As software continues to eat the world, garnering a fair amount of attention along the way, it’s
easy to overlook the fact that there’s ahardware renaissance going on.
In the United States and elsewhere, increasing numbers of people that have never done
manufacturing before are designing and making products. Even big-name companies like
Google and Snap Inc. — entities typically regarded as being part of the software juggernaut — are
getting into the game and producing hardware.
What happened to make hardware cool again? In large part, it’s because hardware is reaching
the same tipping point of accessibility that software achieved about a decade earlier.
Starting in the mid-90’s, tools began to appear that made developing software products cheaper
and easier than ever before. The appearance of Amazon Web Services in the 2000’s added an
extra dose of rocket fuel to the equation, enabling scores of software products and apps to
quickly get off the ground.
The result? An idea could become a piece of functioning software in a record amount of time.
Concepts like continuous integration and DevOps have since become the norm, and people can
release software multiple times per day, rather than on a six-month or eight-month release cycle.
Hardware is entering a similar phase, as a series of enabling technologies lower the barrier to
entry and let people get to market quickly with a piece of hardware. The pressure to iterate faster
and reduce cycle times will only continue to increase — and to succeed in this new world, there
are a few things that these new manufacturers need to master.
Speed and quality with 3D printing
Manufacturers in decades past relied primarily on traditional subtractive manufacturing methods.
Today, additive manufacturing methods like 3D printing have become tremendously popular.
The difference in time and cost between the two methods can be stunning. Take the example of
creating the tooling for an injection molding run. In the past, it might take four to six weeks — and
anywhere from $40,000 to $150,000 — to cut some tooling out of metal. Today, people can
design a mold using their CAD system, send the CAD file to their 3D printer — or off to a 3D
printing service bureau, if they don’t have a printer of their own — and be ready to do their first run
of 100 or 200 injection-molded parts in about 24 hours.
So far, so good: today’s manufacturer can turn an idea in their head into an actual physical piece
of hardware quicker and with less cost than ever before. But quality can’t be sacrificed at the
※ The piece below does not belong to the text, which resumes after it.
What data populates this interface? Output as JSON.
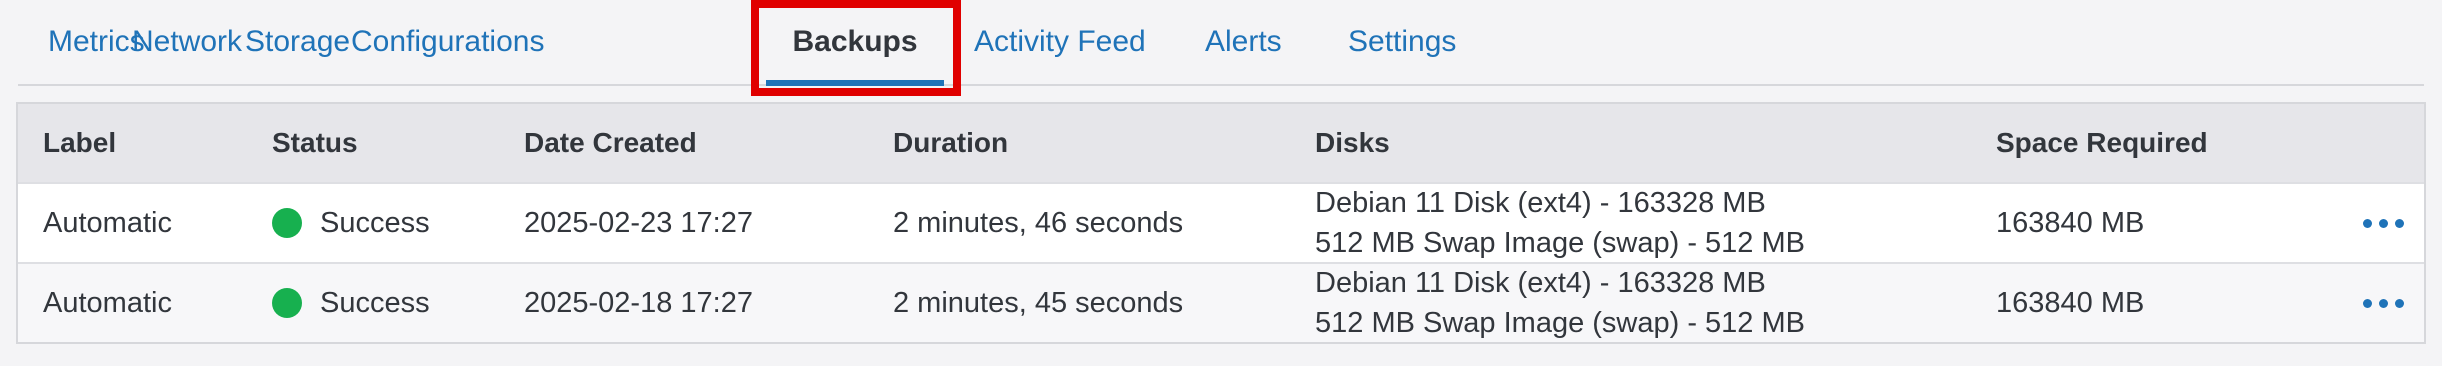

altar of speed if this hardware renaissance expects to continue blooming.
To achieve a high level of quality for 3D printed parts, manufacturers need to apply traditional
manufacturing techniques such as geometry dimensioning & tolerancing (GD&T) and computer
engineering analysis (CAE). Additionally, metrology can be applied for quality control purposes, to check the quality of a manufacture after it’s been printed. These methods are only possible
when there is access to the data in the original CAD file, rather than just the STL version of the
file, which is the file format often used for 3D printing workflows.
Fortunately, data translation products like those offered by Tech Soft 3D provide fast and
accurate access to native CAD formats — ensuring that the data in the original CAD file is always
accessible throughout the manufacturing process. This is critical, because manufacturers — even
today’s nimble newcomers, who are starting with little more than an idea in their head — need to
be successful at every stage of the manufacturing journey, from rapid prototyping, to working the
kinks out of the first production units, to manufacturing at scale.
Collaboration and communication still matter
All this focus on the means of production shouldn’t obscure the fact that communication and
collaboration remain just as essential for today’s new manufacturers as for their
predecessors — perhaps even more so, given the accelerated pace of product development and
iteration, and the “need for speed.”
Sharing the data contained in the original CAD file with others enables effective collaboration that
supports these needs. Using the appropriate tools, a CAD model can be converted into a 3D
PDF document that any user can open and view using a copy of the free Adobe Reader. This
makes it quick and easy to send someone a design for review or approval, even if they don’t
have a license of the CAD application that created the file — eliminating bottlenecks that can slow
down getting a new hardware idea into production.
Meanwhile, further downstream, there is a need for manufacturers to ensure that end users have
access to all the information that they might need to properly use, maintain, and service their new
piece of hardware. Once again, 3D PDFs can play a big role here, allowing the original CAD data
to enhance and enrich user guides, repair manuals, and other documentation. After all: what
good is a hardware renaissance if no one knows how to best use or service your products?
Brave new world
It’s an exciting time for hardware. As more people and companies jump into the world of
manufacturing — many of them for the first time — we’re going to see an incredible array of
products, including many that we couldn’t even imagine being produced five years ago.
By properly leveraging design data to take full advantage of new manufacturing methods like 3D
printing — while also supporting effective communication with various stakeholders — companies
can keep pace with the dizzying pace of innovation and position themselves for success in this
When it comes to hardware, it’s a whole new world — and it’s anyone game.
Dave Opsahl is VP of Corporate Development at Tech Soft 3D, and Jon Stevenson is CTO at
Originally published at www.makepartsfast.com.
This article is based on a podcast interview “It’s a Hardware Renaissance” with both authors.
Listen to the podcast here: https://soundcloud.com/beyond3d/its-a-hardware-renaissance